FAO and EBRD look at potential in Egypt, Turkey and Ukraine
Countries striving to meet their growing energy needs while also lowering greenhouse gas emissions (GHG) are increasingly turning to renewables – such as hydro, wind and solar power – to reduce their dependence on fossil fuels.
One promising option, often overlooked by policy-makers, is to convert unused agricultural residues into bioenergy for heating, cooking and electricity. Nutshells, maize cobs, sunflower heads, and livestock manure are examples of agricultural residues.
Sustainable bioenergy options from crop and livestock residues, a new assessment by the Food and Agriculture Organization of the United Nations (FAO) and the European Bank for Reconstruction and Development (EBRD), explores this potential in three countries – Egypt, Turkey and Ukraine.
The work was part of the EBRD’s Sustainable Resource Initiative and builds on FAO’s Bioenergy and Food Security, or BEFS, approach.

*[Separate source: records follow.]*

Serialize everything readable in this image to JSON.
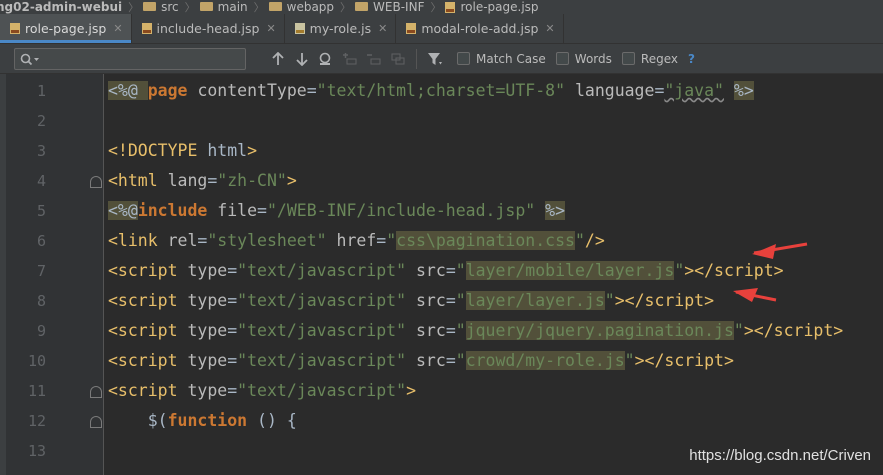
{
  "breadcrumb": {
    "items": [
      "ng02-admin-webui",
      "src",
      "main",
      "webapp",
      "WEB-INF",
      "role-page.jsp"
    ]
  },
  "tabs": [
    {
      "label": "role-page.jsp",
      "active": true
    },
    {
      "label": "include-head.jsp",
      "active": false
    },
    {
      "label": "my-role.js",
      "active": false
    },
    {
      "label": "modal-role-add.jsp",
      "active": false
    }
  ],
  "find": {
    "placeholder": "",
    "value": "",
    "options": {
      "match_case": "Match Case",
      "words": "Words",
      "regex": "Regex",
      "help": "?"
    }
  },
  "editor": {
    "line_numbers": [
      "1",
      "2",
      "3",
      "4",
      "5",
      "6",
      "7",
      "8",
      "9",
      "10",
      "11",
      "12",
      "13"
    ]
  },
  "watermark": "https://blog.csdn.net/Criven",
  "colors": {
    "accent": "#4a88c7",
    "arrow": "#e8413c",
    "highlight": "#52503a"
  }
}
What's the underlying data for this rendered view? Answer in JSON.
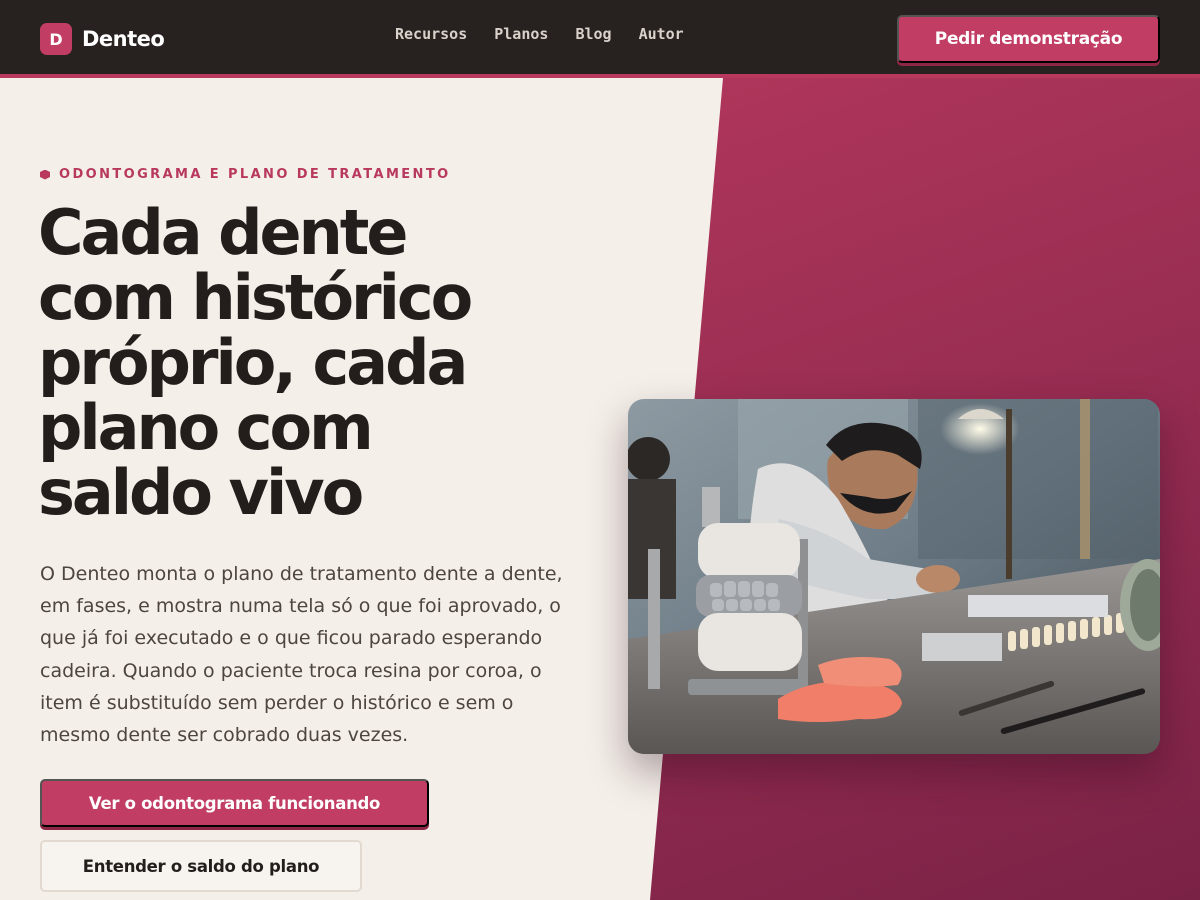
{
  "brand": {
    "mark": "D",
    "name": "Denteo"
  },
  "nav": {
    "links": [
      "Recursos",
      "Planos",
      "Blog",
      "Autor"
    ],
    "cta": "Pedir demonstração"
  },
  "hero": {
    "eyebrow": "ODONTOGRAMA E PLANO DE TRATAMENTO",
    "headline_lines": [
      "Cada dente",
      "com histórico",
      "próprio, cada",
      "plano com",
      "saldo vivo"
    ],
    "lead": "O Denteo monta o plano de tratamento dente a dente, em fases, e mostra numa tela só o que foi aprovado, o que já foi executado e o que ficou parado esperando cadeira. Quando o paciente troca resina por coroa, o item é substituído sem perder o histórico e sem o mesmo dente ser cobrado duas vezes.",
    "primary_cta": "Ver o odontograma funcionando",
    "secondary_cta": "Entender o saldo do plano"
  },
  "colors": {
    "accent": "#c13d63",
    "nav_background": "#27211f",
    "page_background": "#f4efe9",
    "headline": "#231e1c"
  },
  "icons": {
    "eyebrow": "hexagon-bullet-icon",
    "brand": "brand-logo-icon"
  }
}
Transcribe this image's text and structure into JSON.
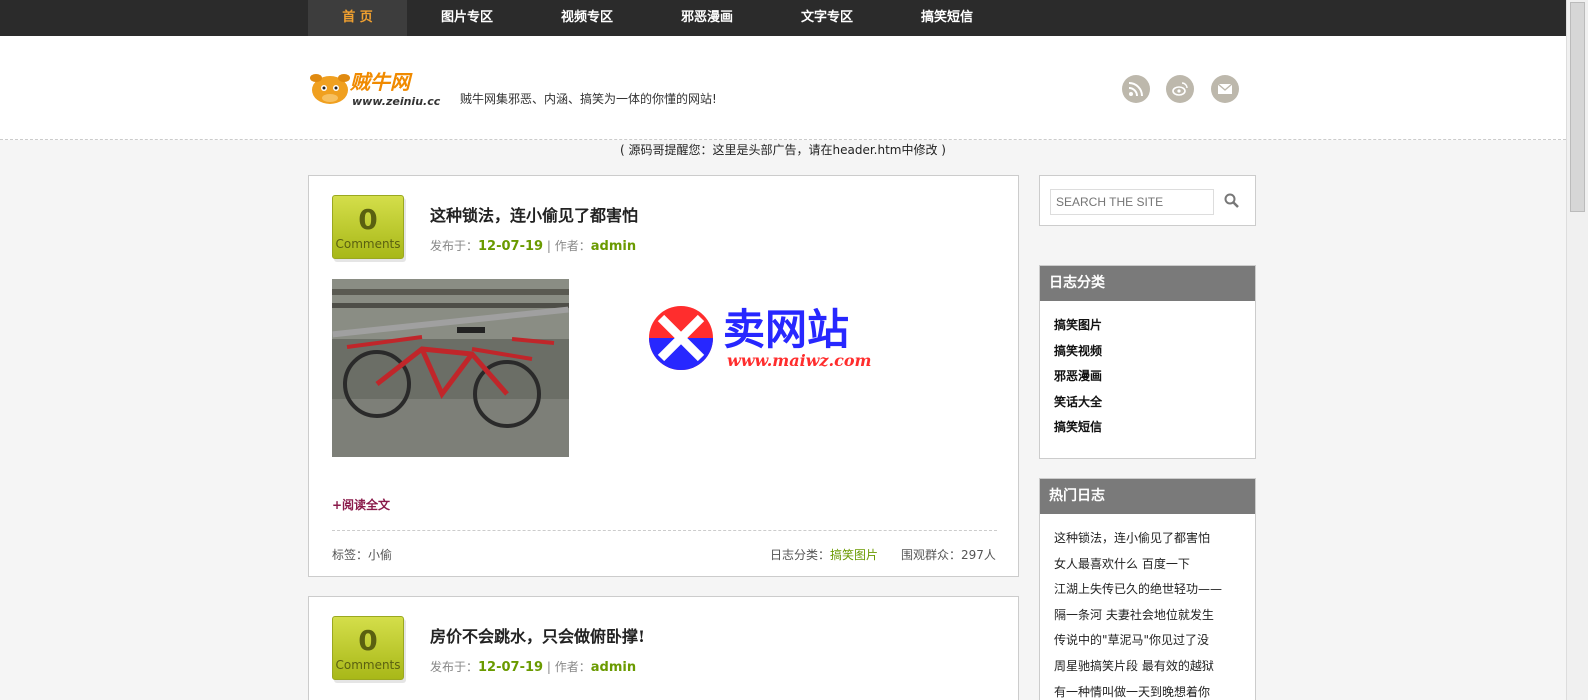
{
  "nav": {
    "items": [
      {
        "label": "首 页",
        "active": true
      },
      {
        "label": "图片专区",
        "active": false
      },
      {
        "label": "视频专区",
        "active": false
      },
      {
        "label": "邪恶漫画",
        "active": false
      },
      {
        "label": "文字专区",
        "active": false
      },
      {
        "label": "搞笑短信",
        "active": false
      }
    ]
  },
  "header": {
    "logo_text": "贼牛网",
    "logo_url": "www.zeiniu.cc",
    "tagline": "贼牛网集邪恶、内涵、搞笑为一体的你懂的网站!",
    "social_icons": [
      "rss-icon",
      "weibo-icon",
      "mail-icon"
    ]
  },
  "ad_notice": "( 源码哥提醒您：这里是头部广告，请在header.htm中修改 )",
  "posts": [
    {
      "comments_count": "0",
      "comments_label": "Comments",
      "title": "这种锁法，连小偷见了都害怕",
      "meta_published_label": "发布于：",
      "date": "12-07-19",
      "meta_author_label": "| 作者：",
      "author": "admin",
      "watermark_cn": "卖网站",
      "watermark_url": "www.maiwz.com",
      "read_more": "+阅读全文",
      "tags": "标签：小偷",
      "category_label": "日志分类：",
      "category": "搞笑图片",
      "views": "围观群众：297人"
    },
    {
      "comments_count": "0",
      "comments_label": "Comments",
      "title": "房价不会跳水，只会做俯卧撑!",
      "meta_published_label": "发布于：",
      "date": "12-07-19",
      "meta_author_label": "| 作者：",
      "author": "admin"
    }
  ],
  "search": {
    "placeholder": "SEARCH THE SITE"
  },
  "sidebar": {
    "categories_title": "日志分类",
    "categories": [
      "搞笑图片",
      "搞笑视频",
      "邪恶漫画",
      "笑话大全",
      "搞笑短信"
    ],
    "hot_title": "热门日志",
    "hot": [
      "这种锁法，连小偷见了都害怕",
      "女人最喜欢什么 百度一下",
      "江湖上失传已久的绝世轻功——",
      "隔一条河 夫妻社会地位就发生",
      "传说中的\"草泥马\"你见过了没",
      "周星驰搞笑片段 最有效的越狱",
      "有一种情叫做一天到晚想着你"
    ]
  },
  "colors": {
    "nav_bg": "#2b2b2b",
    "nav_active": "#f0a030",
    "accent_green": "#6a9a00",
    "readmore": "#8a1a4a",
    "widget_head": "#7a7a7a"
  }
}
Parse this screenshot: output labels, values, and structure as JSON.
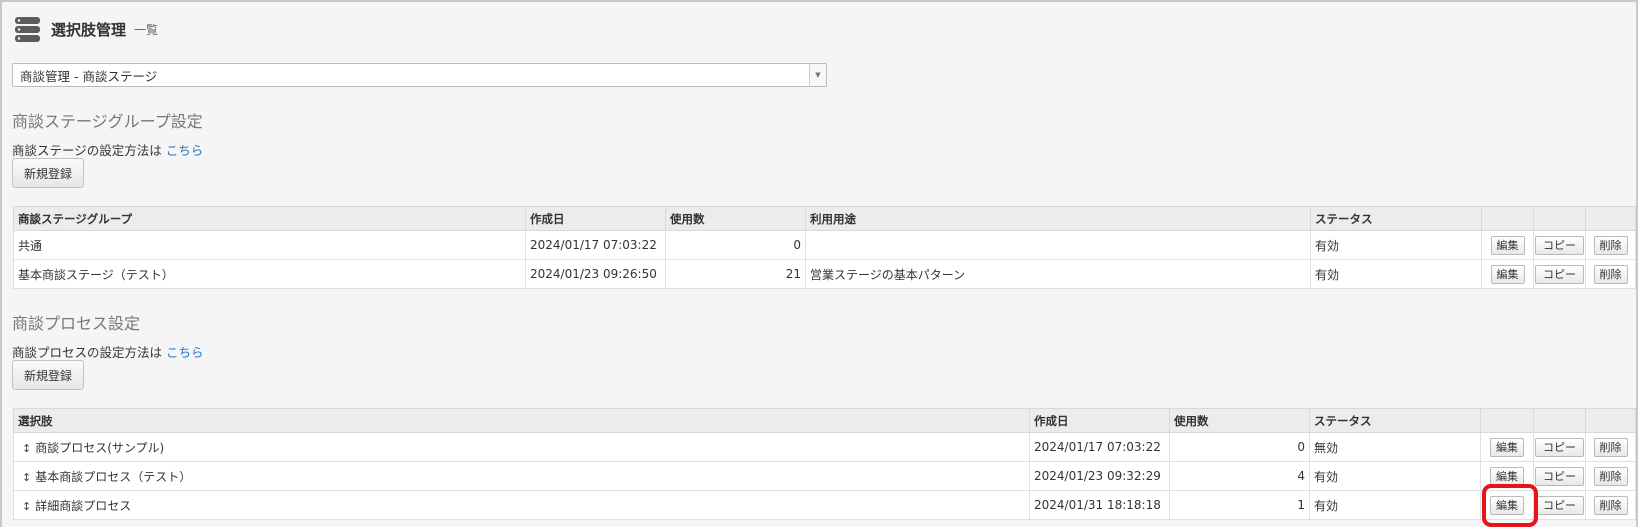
{
  "header": {
    "title": "選択肢管理",
    "subtitle": "一覧",
    "icon": "database-icon"
  },
  "category_select": {
    "value": "商談管理 - 商談ステージ"
  },
  "stage_group_section": {
    "title": "商談ステージグループ設定",
    "help_text": "商談ステージの設定方法は",
    "help_link": "こちら",
    "new_button": "新規登録",
    "columns": [
      "商談ステージグループ",
      "作成日",
      "使用数",
      "利用用途",
      "ステータス"
    ],
    "rows": [
      {
        "name": "共通",
        "created": "2024/01/17 07:03:22",
        "count": "0",
        "usage": "",
        "status": "有効"
      },
      {
        "name": "基本商談ステージ（テスト）",
        "created": "2024/01/23 09:26:50",
        "count": "21",
        "usage": "営業ステージの基本パターン",
        "status": "有効"
      }
    ]
  },
  "process_section": {
    "title": "商談プロセス設定",
    "help_text": "商談プロセスの設定方法は",
    "help_link": "こちら",
    "new_button": "新規登録",
    "columns": [
      "選択肢",
      "作成日",
      "使用数",
      "ステータス"
    ],
    "rows": [
      {
        "name": "商談プロセス(サンプル)",
        "created": "2024/01/17 07:03:22",
        "count": "0",
        "status": "無効"
      },
      {
        "name": "基本商談プロセス（テスト）",
        "created": "2024/01/23 09:32:29",
        "count": "4",
        "status": "有効"
      },
      {
        "name": "詳細商談プロセス",
        "created": "2024/01/31 18:18:18",
        "count": "1",
        "status": "有効"
      }
    ]
  },
  "actions": {
    "edit": "編集",
    "copy": "コピー",
    "delete": "削除"
  },
  "drag_glyph": "↕",
  "colors": {
    "link": "#2a77c8",
    "highlight": "#e8121b",
    "header_bg": "#ececec"
  }
}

“Clean and renewable energy is an important part of the solution to many of the environmental challenges we are facing,” said Emmanuel Hidier, senior economist in FAO’s Investment Centre.
“Using locally available crop residues and manure, that are otherwise unused, to produce bioenergy can be a sustainable alternative to fossil fuels.”
Weighing bioenergy potential
Many countries generate huge volumes of crop and livestock residues every year. At times the unused residues are burned – a significant source of GHG emissions.
But even when residues are plentiful, collecting them and putting them to use for bioenergy production can be challenging and costly, with complex logistics and coordination between farmers and processing plants.
The new FAO-EBRD assessment examines which biomass value chains and technologies are technically feasible and have the potential to be profitable, and where the different feedstock sources – renewable, biological material that can be used directly as a fuel, or converted to another form of energy – are located.
In Egypt, for example, briquettes and pellets made from locally available crop residues could potentially supply around 1.6 million households with energy for cooking and heating – significantly reducing the use of liquefied petroleum gas.
Turkey, among the world’s top agricultural producers, wants 20 percent of its overall energy consumption to come from renewable resources by 2023. It also has a specific biomass target. According to the assessment, energy produced by the direct combustion of available groundnut husk, pistachio shell, hazelnut husk, maize cob and maize husk – and through the anaerobic digestion of cattle and poultry manure and sunflower heads – could be sufficient for the country to reach its biomass energy target.
While a full BEFS assessment was not carried out in Ukraine, a review of recent bioenergy studies on agricultural residues found that the estimated availability of crop residues is significantly greater than that needed to achieve the country’s bioenergy targets by 2020.
Tapping into the potential of bioenergy requires governments to put in place the right incentives, policies and support measures. This FAO-EBRD assessment outlines steps that governments should take to develop well-functioning biomass value chains that ensure a steady, long-term supply of agricultural residues.
“The BEFS approach helps policy-makers make informed decisions about bioenergy development in their country, while supporting both food security and energy security,” said Irini Maltsoglou, an FAO natural resources officer and one of the authors of the assessment.
Food residues could be turned into energy.
Greater energy security and sustainability
“Helping countries to improve their energy efficiency and energy savings is a priority investment for us,” said Gianpiero Nacci, Deputy Head of the EBRD’s Energy Efficiency and Climate Change team.
“It reduces production costs, increases competitiveness and advances countries’ efforts to lower emissions and mitigate climate change.”
It also helps them to deliver on their international commitments under the Sustainable Development Goals and the Paris Agreement, which aims to limit the rise in global temperatures to below 2° C by 2100, compared with pre-industrial levels.
With countries eager to move towards energy security and sustainability, increased use of renewables – including from domestically produced agricultural residues – is becoming a no-brainer.